Element data from apps and pages:
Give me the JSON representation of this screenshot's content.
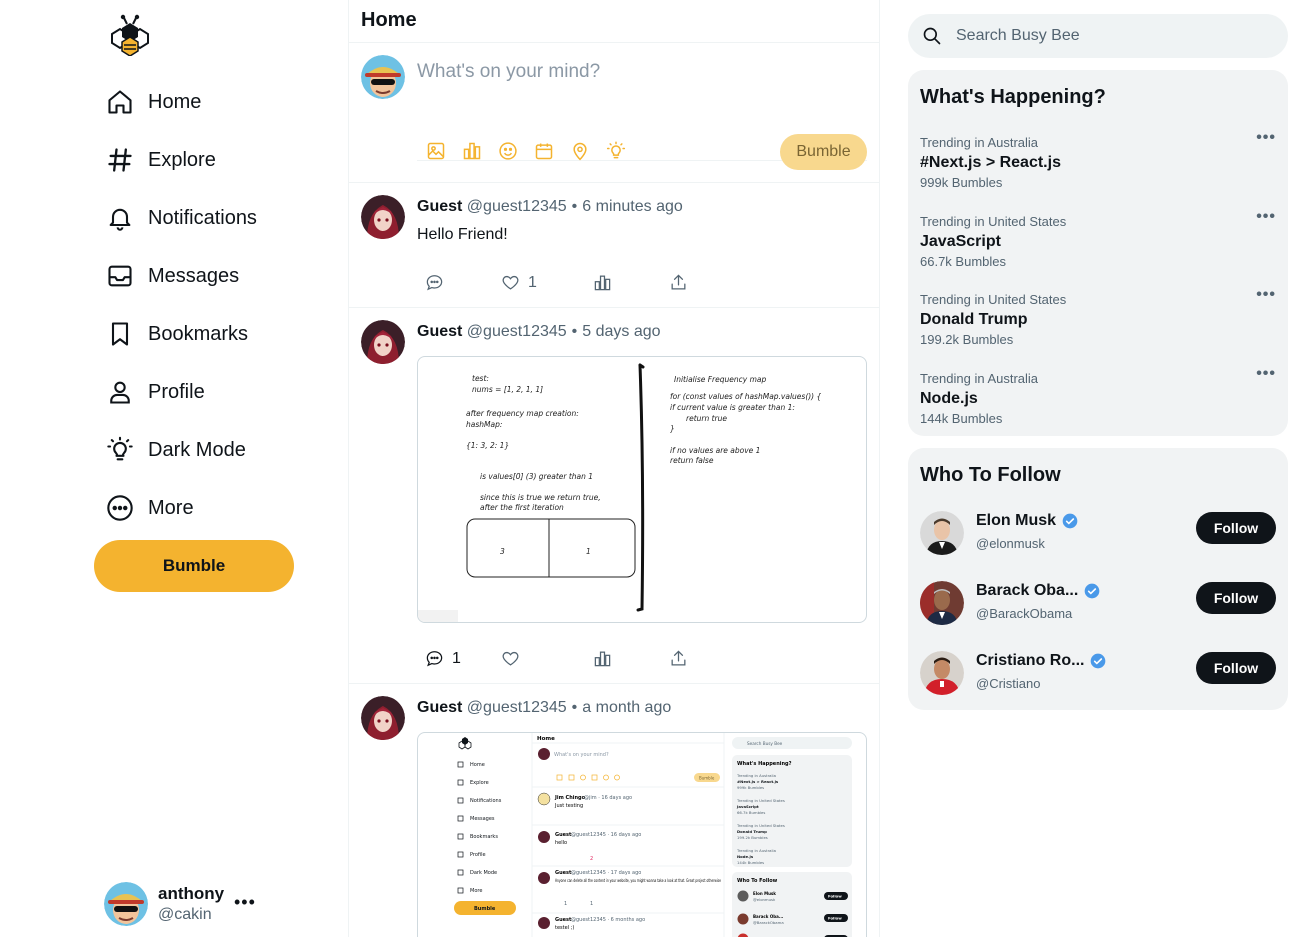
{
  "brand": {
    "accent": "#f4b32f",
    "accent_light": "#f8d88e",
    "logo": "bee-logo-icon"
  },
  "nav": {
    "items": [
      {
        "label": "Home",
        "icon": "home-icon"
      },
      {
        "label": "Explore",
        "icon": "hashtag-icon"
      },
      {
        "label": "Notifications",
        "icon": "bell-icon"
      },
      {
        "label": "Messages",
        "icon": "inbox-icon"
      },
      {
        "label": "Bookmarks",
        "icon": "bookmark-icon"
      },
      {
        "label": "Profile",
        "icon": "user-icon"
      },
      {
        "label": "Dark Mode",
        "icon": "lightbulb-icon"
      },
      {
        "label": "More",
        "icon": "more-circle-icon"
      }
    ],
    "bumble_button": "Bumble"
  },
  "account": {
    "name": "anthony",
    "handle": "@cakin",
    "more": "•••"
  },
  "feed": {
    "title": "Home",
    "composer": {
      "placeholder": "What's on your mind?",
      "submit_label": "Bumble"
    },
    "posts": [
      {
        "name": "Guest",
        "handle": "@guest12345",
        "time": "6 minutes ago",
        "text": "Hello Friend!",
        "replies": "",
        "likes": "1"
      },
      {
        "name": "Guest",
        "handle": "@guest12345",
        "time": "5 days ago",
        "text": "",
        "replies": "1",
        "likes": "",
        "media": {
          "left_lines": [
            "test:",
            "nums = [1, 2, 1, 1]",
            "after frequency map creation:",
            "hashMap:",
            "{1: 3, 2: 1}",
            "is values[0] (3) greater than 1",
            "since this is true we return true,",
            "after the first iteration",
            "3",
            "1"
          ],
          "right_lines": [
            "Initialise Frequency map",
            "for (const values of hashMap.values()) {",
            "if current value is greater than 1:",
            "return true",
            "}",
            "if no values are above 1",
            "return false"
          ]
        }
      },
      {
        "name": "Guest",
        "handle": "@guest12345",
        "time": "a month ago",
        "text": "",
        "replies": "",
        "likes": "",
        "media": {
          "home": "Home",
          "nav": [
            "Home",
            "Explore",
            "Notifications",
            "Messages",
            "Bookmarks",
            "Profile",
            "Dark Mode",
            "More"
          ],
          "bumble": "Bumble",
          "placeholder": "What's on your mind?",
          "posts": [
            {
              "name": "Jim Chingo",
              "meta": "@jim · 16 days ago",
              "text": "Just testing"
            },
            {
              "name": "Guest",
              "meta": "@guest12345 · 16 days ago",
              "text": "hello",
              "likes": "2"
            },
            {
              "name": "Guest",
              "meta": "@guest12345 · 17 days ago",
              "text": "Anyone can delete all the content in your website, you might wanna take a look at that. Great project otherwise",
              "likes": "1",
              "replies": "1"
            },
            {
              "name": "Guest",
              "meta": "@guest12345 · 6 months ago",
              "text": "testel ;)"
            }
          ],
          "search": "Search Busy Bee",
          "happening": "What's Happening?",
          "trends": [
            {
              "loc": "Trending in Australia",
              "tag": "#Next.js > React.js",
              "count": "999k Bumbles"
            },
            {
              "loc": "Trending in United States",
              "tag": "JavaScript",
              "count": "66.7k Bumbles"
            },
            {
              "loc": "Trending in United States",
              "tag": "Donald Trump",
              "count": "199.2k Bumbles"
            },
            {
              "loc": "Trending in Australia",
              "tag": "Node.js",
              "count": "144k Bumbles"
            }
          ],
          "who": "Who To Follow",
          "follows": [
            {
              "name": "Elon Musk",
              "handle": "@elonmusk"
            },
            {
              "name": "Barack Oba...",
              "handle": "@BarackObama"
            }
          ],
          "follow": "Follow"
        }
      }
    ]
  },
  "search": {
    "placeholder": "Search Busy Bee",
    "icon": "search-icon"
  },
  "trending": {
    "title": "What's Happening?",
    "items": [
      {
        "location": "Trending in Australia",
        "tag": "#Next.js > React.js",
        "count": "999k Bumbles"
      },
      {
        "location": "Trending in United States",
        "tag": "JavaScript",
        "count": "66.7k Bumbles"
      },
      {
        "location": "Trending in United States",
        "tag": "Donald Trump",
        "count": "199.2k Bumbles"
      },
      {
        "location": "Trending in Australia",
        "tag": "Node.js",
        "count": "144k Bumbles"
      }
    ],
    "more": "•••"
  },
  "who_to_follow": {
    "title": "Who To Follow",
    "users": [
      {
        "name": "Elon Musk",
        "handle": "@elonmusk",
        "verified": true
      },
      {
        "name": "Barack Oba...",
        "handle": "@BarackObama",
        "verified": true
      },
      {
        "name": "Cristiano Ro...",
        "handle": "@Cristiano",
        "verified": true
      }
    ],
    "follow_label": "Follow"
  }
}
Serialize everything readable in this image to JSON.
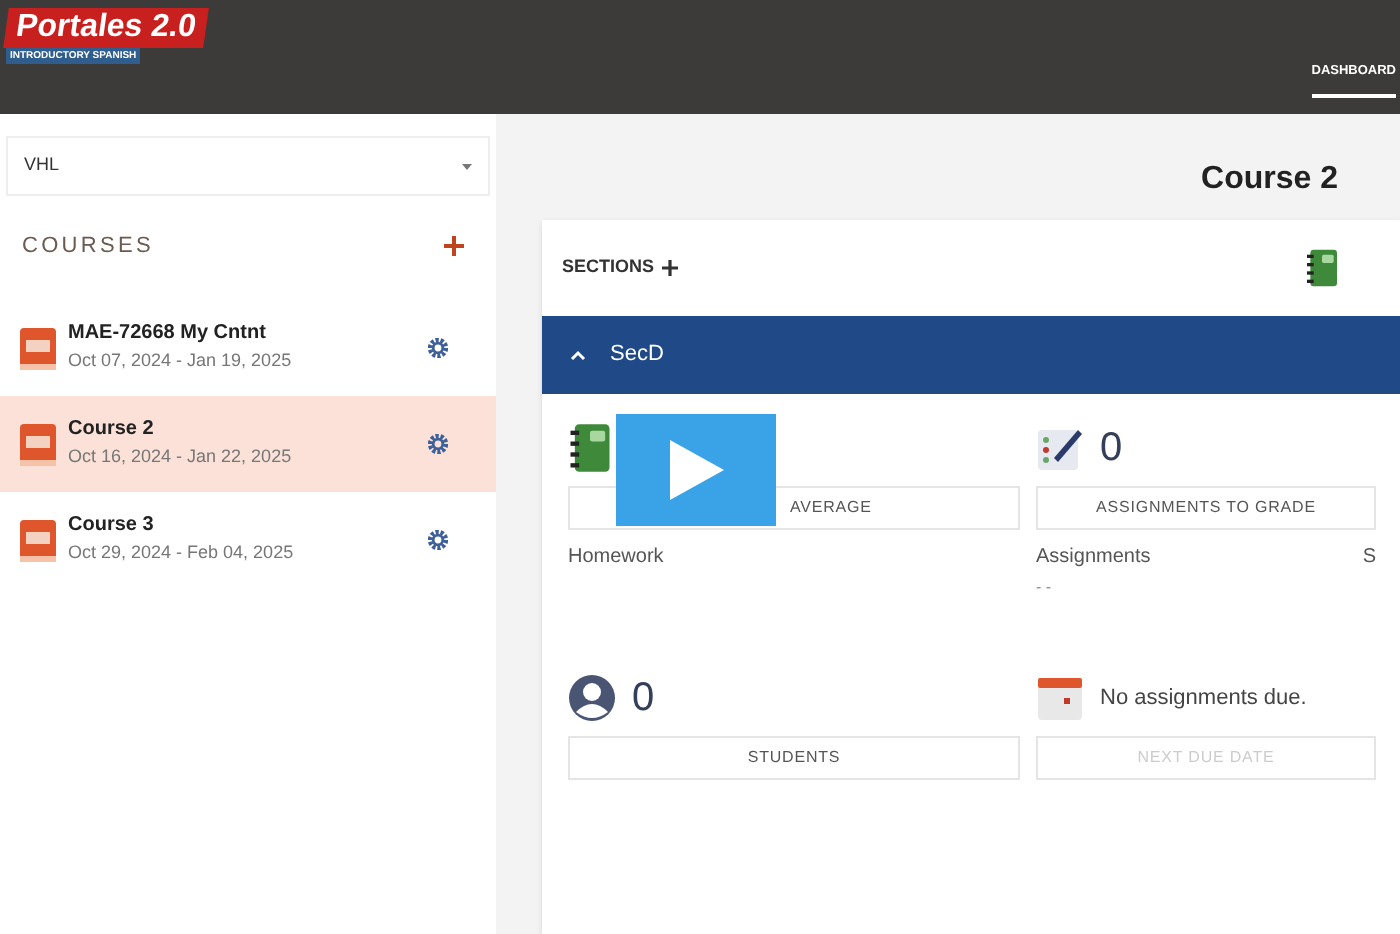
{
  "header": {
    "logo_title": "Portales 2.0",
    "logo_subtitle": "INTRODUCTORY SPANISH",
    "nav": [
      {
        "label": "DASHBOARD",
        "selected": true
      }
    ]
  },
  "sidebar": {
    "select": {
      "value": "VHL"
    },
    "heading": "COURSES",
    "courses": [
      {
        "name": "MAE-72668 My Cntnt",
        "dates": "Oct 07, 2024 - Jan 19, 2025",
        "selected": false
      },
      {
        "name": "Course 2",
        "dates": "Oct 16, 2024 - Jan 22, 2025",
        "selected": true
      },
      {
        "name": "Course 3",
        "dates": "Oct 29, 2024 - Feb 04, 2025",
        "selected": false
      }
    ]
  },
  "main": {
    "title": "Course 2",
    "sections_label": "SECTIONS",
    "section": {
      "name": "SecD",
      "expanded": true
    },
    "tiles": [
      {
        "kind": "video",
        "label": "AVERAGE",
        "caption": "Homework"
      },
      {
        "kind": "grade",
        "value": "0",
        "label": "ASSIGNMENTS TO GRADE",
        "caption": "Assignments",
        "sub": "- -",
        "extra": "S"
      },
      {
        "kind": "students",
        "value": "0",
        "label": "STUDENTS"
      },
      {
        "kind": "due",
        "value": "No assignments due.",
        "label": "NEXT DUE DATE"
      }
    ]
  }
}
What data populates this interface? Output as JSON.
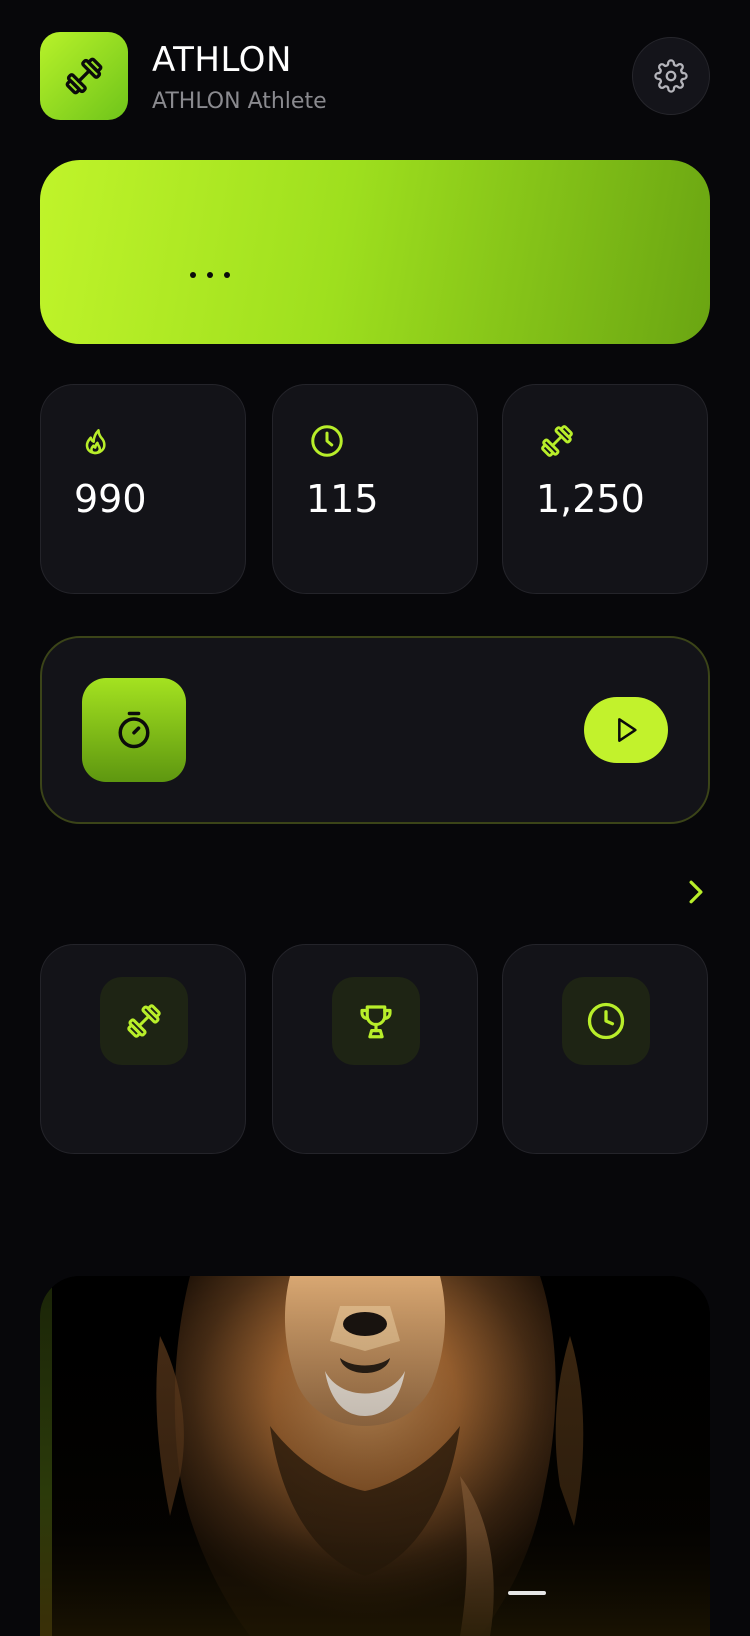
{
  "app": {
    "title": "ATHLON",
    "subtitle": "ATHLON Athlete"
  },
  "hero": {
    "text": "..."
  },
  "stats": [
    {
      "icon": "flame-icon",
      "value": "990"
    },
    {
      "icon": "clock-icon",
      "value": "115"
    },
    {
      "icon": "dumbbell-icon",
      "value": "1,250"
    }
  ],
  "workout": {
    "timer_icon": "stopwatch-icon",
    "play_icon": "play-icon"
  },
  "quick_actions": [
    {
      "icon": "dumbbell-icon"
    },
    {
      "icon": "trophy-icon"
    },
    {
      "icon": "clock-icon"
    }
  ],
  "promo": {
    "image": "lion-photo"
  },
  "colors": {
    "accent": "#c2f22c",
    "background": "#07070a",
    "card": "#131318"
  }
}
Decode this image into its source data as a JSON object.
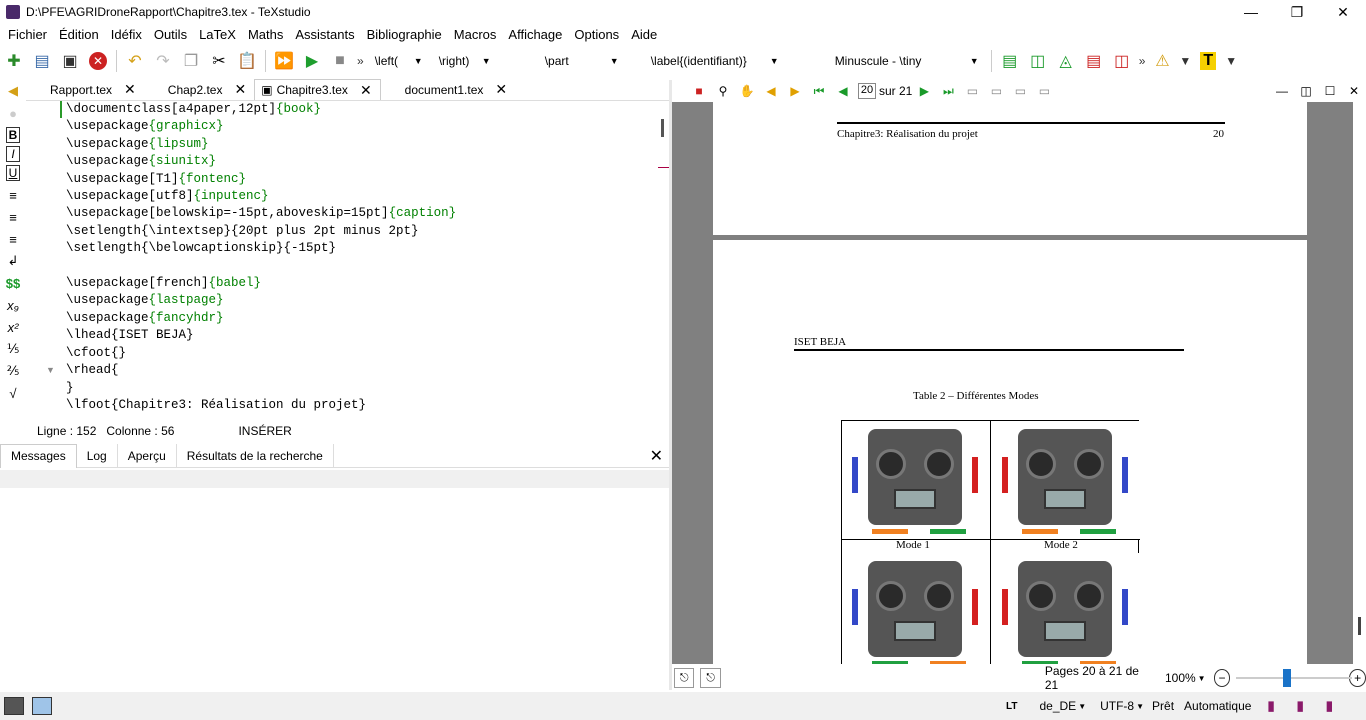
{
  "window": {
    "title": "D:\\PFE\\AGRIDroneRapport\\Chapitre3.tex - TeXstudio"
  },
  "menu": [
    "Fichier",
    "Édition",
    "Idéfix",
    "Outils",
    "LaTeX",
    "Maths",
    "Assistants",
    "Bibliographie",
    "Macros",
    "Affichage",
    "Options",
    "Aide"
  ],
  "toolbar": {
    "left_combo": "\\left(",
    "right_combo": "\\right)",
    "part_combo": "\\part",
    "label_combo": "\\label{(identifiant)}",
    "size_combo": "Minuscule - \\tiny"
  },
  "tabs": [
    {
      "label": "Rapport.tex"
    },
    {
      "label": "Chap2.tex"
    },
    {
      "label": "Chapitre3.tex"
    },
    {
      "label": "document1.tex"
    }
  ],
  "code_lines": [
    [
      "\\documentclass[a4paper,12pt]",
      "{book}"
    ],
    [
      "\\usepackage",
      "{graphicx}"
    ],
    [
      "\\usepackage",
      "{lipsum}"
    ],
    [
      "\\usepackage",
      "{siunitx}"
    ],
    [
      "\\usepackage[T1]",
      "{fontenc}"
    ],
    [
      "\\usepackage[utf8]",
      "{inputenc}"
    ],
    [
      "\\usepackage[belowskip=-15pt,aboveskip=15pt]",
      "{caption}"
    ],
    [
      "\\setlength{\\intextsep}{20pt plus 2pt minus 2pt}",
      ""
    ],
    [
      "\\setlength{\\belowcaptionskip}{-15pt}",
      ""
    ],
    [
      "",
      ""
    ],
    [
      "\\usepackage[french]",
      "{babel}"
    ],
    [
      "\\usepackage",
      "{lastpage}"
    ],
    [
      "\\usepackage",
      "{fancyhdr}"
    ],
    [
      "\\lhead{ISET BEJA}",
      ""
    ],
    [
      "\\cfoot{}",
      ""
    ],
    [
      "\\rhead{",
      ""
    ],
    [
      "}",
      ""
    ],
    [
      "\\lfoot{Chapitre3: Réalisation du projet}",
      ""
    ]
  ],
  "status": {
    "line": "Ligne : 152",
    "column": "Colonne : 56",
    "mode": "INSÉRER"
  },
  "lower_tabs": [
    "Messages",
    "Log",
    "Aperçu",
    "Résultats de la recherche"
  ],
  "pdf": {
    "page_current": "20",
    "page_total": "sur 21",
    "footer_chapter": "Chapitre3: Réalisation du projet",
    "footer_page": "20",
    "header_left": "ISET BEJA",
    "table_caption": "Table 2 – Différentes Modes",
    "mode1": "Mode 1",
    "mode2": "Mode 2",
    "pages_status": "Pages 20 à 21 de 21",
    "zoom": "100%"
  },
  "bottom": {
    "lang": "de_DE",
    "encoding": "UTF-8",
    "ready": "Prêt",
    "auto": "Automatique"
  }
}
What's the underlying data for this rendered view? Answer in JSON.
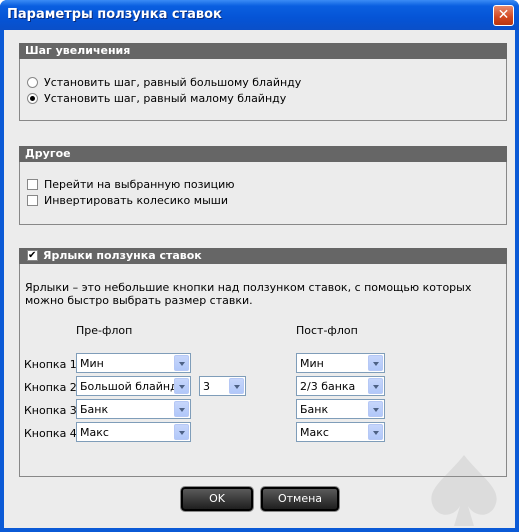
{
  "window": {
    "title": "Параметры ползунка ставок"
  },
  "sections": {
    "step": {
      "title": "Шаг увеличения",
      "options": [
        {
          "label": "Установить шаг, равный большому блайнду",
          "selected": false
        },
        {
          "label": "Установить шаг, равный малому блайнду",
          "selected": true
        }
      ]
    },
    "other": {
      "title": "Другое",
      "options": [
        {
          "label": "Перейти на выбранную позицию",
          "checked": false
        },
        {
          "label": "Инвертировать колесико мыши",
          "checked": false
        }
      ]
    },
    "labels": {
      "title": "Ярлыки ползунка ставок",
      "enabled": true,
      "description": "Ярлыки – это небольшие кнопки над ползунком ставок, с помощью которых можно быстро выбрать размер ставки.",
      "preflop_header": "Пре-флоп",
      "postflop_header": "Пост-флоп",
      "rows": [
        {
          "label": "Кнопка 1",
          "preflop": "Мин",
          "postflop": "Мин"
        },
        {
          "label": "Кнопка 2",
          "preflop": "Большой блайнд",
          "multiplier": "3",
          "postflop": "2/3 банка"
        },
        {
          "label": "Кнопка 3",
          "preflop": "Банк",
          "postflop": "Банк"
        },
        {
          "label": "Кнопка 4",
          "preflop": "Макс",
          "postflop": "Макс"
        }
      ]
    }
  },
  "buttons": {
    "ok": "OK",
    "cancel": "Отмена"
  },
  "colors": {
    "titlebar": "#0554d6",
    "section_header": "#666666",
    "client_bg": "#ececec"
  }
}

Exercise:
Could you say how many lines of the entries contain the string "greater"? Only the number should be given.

Response area:
2